Every entry is to be restated exactly; pictures are not part of the copy.
** Input follows **
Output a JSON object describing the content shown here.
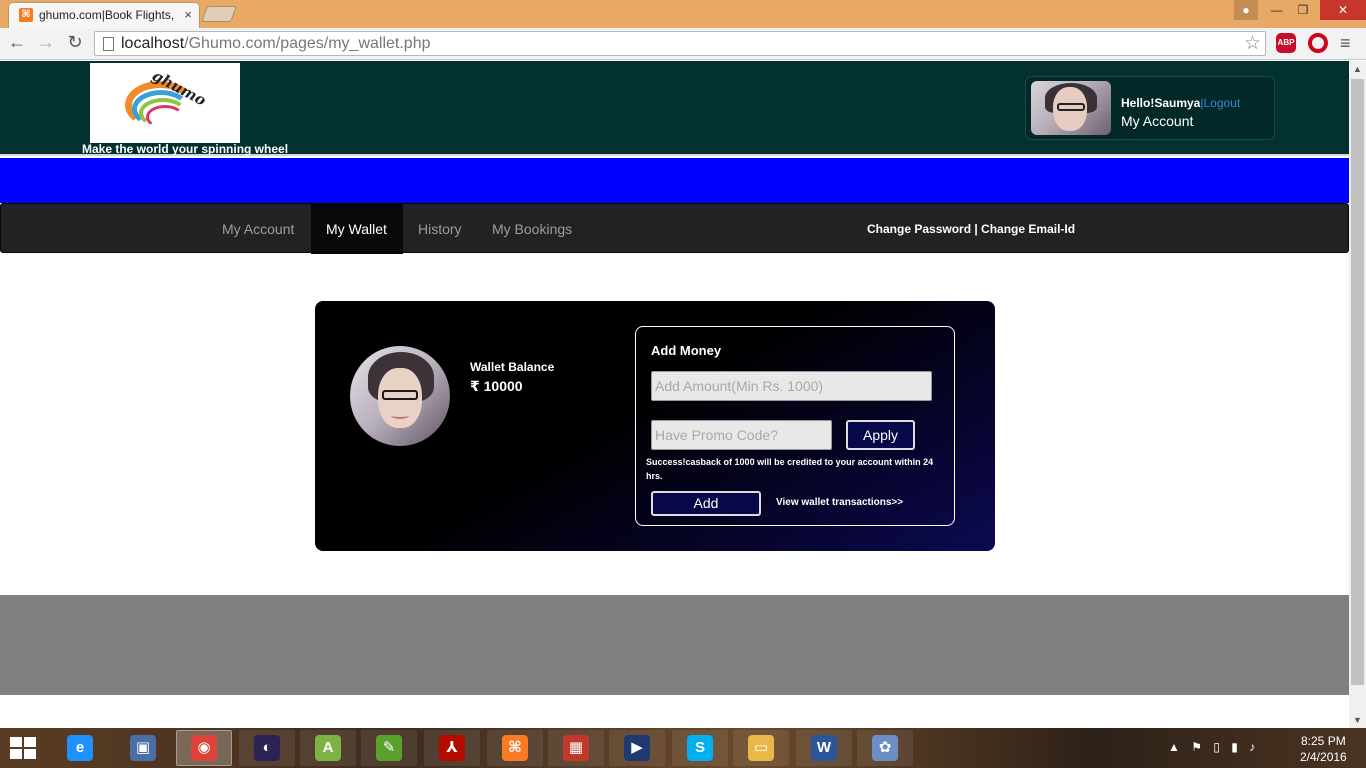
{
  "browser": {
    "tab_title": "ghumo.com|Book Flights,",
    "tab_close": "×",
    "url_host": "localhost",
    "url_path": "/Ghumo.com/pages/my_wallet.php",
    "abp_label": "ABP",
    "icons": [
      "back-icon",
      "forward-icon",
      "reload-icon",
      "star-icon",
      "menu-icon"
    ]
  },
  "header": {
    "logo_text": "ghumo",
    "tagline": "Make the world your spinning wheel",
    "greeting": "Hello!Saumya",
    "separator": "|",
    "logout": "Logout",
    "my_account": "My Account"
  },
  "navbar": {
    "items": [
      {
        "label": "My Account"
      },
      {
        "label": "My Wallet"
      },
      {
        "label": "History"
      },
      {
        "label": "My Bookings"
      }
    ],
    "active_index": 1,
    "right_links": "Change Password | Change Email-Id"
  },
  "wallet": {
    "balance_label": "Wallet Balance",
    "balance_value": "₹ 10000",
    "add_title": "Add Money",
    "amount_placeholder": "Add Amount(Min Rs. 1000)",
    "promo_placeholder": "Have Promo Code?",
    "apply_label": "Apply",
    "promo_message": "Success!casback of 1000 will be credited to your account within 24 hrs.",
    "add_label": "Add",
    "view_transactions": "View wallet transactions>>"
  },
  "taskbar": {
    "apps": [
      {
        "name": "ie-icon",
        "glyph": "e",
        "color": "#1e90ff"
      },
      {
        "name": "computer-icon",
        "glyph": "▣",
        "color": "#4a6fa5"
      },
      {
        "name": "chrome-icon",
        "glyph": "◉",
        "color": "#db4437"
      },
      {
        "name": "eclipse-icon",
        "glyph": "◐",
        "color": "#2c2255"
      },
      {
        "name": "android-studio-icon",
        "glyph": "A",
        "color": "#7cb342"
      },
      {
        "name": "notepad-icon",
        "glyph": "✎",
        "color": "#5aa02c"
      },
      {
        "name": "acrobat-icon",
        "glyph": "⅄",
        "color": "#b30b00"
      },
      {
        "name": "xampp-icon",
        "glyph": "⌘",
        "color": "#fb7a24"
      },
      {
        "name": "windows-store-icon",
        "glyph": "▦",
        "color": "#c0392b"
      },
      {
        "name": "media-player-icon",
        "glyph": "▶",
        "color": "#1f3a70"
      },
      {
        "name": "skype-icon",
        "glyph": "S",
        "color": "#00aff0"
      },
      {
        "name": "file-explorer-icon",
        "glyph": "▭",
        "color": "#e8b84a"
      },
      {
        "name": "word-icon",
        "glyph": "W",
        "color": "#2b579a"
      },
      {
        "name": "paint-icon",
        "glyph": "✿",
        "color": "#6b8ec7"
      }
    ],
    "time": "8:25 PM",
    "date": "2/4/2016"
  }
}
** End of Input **
[Task answer]
Output a JSON object describing the content shown here.
{
  "browser": {
    "tab_title": "ghumo.com|Book Flights,",
    "tab_close": "×",
    "url_host": "localhost",
    "url_path": "/Ghumo.com/pages/my_wallet.php",
    "abp_label": "ABP",
    "icons": [
      "back-icon",
      "forward-icon",
      "reload-icon",
      "star-icon",
      "menu-icon"
    ]
  },
  "header": {
    "logo_text": "ghumo",
    "tagline": "Make the world your spinning wheel",
    "greeting": "Hello!Saumya",
    "separator": "|",
    "logout": "Logout",
    "my_account": "My Account"
  },
  "navbar": {
    "items": [
      {
        "label": "My Account"
      },
      {
        "label": "My Wallet"
      },
      {
        "label": "History"
      },
      {
        "label": "My Bookings"
      }
    ],
    "active_index": 1,
    "right_links": "Change Password | Change Email-Id"
  },
  "wallet": {
    "balance_label": "Wallet Balance",
    "balance_value": "₹ 10000",
    "add_title": "Add Money",
    "amount_placeholder": "Add Amount(Min Rs. 1000)",
    "promo_placeholder": "Have Promo Code?",
    "apply_label": "Apply",
    "promo_message": "Success!casback of 1000 will be credited to your account within 24 hrs.",
    "add_label": "Add",
    "view_transactions": "View wallet transactions>>"
  },
  "taskbar": {
    "apps": [
      {
        "name": "ie-icon",
        "glyph": "e",
        "color": "#1e90ff"
      },
      {
        "name": "computer-icon",
        "glyph": "▣",
        "color": "#4a6fa5"
      },
      {
        "name": "chrome-icon",
        "glyph": "◉",
        "color": "#db4437"
      },
      {
        "name": "eclipse-icon",
        "glyph": "◐",
        "color": "#2c2255"
      },
      {
        "name": "android-studio-icon",
        "glyph": "A",
        "color": "#7cb342"
      },
      {
        "name": "notepad-icon",
        "glyph": "✎",
        "color": "#5aa02c"
      },
      {
        "name": "acrobat-icon",
        "glyph": "⅄",
        "color": "#b30b00"
      },
      {
        "name": "xampp-icon",
        "glyph": "⌘",
        "color": "#fb7a24"
      },
      {
        "name": "windows-store-icon",
        "glyph": "▦",
        "color": "#c0392b"
      },
      {
        "name": "media-player-icon",
        "glyph": "▶",
        "color": "#1f3a70"
      },
      {
        "name": "skype-icon",
        "glyph": "S",
        "color": "#00aff0"
      },
      {
        "name": "file-explorer-icon",
        "glyph": "▭",
        "color": "#e8b84a"
      },
      {
        "name": "word-icon",
        "glyph": "W",
        "color": "#2b579a"
      },
      {
        "name": "paint-icon",
        "glyph": "✿",
        "color": "#6b8ec7"
      }
    ],
    "time": "8:25 PM",
    "date": "2/4/2016"
  }
}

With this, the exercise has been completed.